July 16, 2009
By: Daniel Maysick
A picture of a future grounded in solar energy is sharpening as the vision is coming into focus. The pieces of the puzzle are lining up ready to be placed into their appropriate position. Each individual piece ready to fulfill its job. The time for solar energy is here.
The rhetoric has remained strong over the past few years for renewable energy all the while the infrastructure, financing mechanisms, and willingness to use green energy were cementing foundations.
The economic slowdown hasn't dismantled the drive towards a green future. Global demand continues to rise reports Bloomberg.com writer Dinakar Sethuraman.
"The global financial crisis may not affect investment in renewable energy projects this year as countries strive to cut emissions of pollutants and reach a new climate-change agreement, the International Energy Agency said.
"The IEA is preparing a report to assess the impact of the global recession and the credit crunch on spending in renewable energy. New investment in clean energy projects worldwide climbed to $24.3 billion in the second quarter this year from $13.3 billion in the first, driven by programs in Europe, the Middle East and Africa, New Energy Finance, a London-based consultant, said in a report on July 2."
Cruising through other recent headlines posted on Bloomberg.com strengthens the position for a growing renewable energy economy. Furthermore, the energy and environmental agenda of President Obama attracts many headlines.
Continued investment is good news for consumers. As companies jockey for market position and continue their research, prices will continue to fall and efficiencies will continue to rise. Recently U.S. industry solar manufacturing leader First Solar announced they achieved solar panel production for less than a dollar a kilo-watt. The news was widely circulated among blogs earlier this year.
From Michael Richard Graham at treehugger.com
"The $1 per watt price point has been a goal of the solar industry for a long time: First Solar announced that ‘it reduced its manufacturing cost for solar modules in the fourth quarter to 98 cents per watt'. It's a bit unfortunate that it is happening to First Solar at a time when the economy is in bad shape and fewer people and corporations can afford solar panels, but it is nonetheless a great achievement.
"So capacity is doubling this year, while manufacturing costs are now 66.6% lower than they were 5 years ago. That's what I call progress!"
Costs will continue to fall as more companies join the race and they each bring their own improvements and innovations to market. Another substantial cost cut benefit was recently achieved by scientist at the General Physics Institute in collaboration with the Russian Academy of Sciences. Their research focused on refining silicon production methods for solar applications. Nanotechnologynow.com has the story:

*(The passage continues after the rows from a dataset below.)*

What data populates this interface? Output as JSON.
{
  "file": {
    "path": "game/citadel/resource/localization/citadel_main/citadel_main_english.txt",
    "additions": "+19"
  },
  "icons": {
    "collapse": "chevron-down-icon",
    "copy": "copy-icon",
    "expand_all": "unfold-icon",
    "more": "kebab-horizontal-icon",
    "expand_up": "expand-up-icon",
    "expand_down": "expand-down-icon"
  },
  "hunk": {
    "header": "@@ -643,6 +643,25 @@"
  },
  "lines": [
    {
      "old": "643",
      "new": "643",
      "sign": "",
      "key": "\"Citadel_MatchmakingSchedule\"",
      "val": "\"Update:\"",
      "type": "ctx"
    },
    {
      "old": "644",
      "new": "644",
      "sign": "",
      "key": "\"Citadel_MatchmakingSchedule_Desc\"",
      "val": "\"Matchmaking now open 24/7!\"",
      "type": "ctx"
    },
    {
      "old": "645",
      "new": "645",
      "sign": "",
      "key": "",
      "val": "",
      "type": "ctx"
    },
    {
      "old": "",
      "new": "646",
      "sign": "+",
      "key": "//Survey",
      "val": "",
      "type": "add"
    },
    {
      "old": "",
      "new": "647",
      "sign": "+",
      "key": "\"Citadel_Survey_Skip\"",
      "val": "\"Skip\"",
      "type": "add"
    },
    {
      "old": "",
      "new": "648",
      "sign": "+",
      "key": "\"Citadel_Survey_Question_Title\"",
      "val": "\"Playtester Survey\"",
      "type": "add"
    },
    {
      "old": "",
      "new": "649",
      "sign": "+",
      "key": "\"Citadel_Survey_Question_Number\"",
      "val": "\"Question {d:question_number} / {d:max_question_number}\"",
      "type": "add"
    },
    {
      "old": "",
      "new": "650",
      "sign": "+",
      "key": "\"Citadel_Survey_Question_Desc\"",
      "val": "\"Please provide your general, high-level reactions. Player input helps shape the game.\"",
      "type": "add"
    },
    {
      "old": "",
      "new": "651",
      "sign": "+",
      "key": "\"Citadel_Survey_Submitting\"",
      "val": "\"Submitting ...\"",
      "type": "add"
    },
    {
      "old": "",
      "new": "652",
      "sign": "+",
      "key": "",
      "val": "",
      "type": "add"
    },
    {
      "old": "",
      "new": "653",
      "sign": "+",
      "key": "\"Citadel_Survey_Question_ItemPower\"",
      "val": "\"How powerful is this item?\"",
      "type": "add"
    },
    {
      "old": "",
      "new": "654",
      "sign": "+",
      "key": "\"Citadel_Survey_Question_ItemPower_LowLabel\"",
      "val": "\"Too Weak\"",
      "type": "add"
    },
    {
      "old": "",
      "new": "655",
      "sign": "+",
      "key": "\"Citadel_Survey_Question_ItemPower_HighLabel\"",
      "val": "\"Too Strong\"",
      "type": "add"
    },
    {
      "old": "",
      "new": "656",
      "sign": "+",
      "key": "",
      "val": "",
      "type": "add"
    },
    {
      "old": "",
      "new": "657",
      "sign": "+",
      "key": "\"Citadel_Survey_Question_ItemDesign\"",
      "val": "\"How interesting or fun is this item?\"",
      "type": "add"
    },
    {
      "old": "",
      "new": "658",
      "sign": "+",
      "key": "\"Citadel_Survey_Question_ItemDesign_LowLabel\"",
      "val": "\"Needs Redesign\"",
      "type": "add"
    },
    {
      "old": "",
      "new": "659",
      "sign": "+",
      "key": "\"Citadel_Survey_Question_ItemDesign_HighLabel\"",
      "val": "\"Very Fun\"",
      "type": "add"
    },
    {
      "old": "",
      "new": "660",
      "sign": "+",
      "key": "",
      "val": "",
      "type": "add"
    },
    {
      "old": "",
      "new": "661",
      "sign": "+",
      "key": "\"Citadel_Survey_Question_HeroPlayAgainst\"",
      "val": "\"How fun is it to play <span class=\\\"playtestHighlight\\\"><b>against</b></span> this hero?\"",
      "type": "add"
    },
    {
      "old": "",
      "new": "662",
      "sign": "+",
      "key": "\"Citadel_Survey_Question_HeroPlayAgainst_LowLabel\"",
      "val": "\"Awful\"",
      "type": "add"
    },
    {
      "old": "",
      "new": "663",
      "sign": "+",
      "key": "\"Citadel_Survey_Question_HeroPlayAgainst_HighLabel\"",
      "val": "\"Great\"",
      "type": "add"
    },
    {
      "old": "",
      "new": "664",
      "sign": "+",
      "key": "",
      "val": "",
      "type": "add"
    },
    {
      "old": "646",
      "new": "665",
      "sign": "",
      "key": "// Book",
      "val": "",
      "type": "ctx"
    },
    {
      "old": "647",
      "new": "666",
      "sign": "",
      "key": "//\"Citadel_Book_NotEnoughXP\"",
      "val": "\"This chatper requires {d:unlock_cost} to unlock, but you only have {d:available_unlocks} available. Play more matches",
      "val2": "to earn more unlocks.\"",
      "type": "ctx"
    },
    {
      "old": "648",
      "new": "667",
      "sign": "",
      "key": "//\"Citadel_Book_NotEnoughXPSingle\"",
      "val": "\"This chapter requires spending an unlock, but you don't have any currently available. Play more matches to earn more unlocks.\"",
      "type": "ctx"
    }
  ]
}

"Cost of polysilicon manufacturing using traditional approach is high primarily due to very high electrical energy consumption. In proposed technology the electricity consumption is several orders of magnitude less (about 20-40 kW.h/kg), which leads to a substantially lower cost (at least 10 times). Thanks to the microwave discharge narrow area localization, the plasma does not touch the device's walls, which allows increasing the purity of final product. The product's purity only depends on the purity of initial reagents. Thus this product could be used not only for the solar elements manufacturing, but even to grow the monocrystalline silicon with electronics grades."
The article is filled with technical jargon, but all leads to the point that a purer method of refining silicon is paired with a less energy intensive method.
At the same time prices are falling, the options to finance the endeavors are becoming more creative and bountiful. Many incentives and tax credits abound. Some communities pay the upfront costs to install solar panels on a person's property and figure payback terms into property taxes. And interestingly enough a new line of banks is emerging specializing in loans directed at green technologies. The NY Times wrote about the growth of green banks in Green Blog Inc.
"Green banks - designed to aid environmentally conscious businesses and consumers through better loan rates and other incentives - are sprouting up around the country despite the recession.
"Recent examples include E3bank in Philadelphia; the First Green Bank in Florida; and GreenChoice Bank in Chicago. Other examples, like ShoreBank Pacific and the Green Bank of Houston, have been around for a few years."
Some uncertainty surrounds the profitability and soundness of such banks. Some will succeed, others may not. Regardless the risk taking, entrepreneurship, technology investments suggest this most recent drive to sustainable energy is here to stay, no longer a fad or passing interest.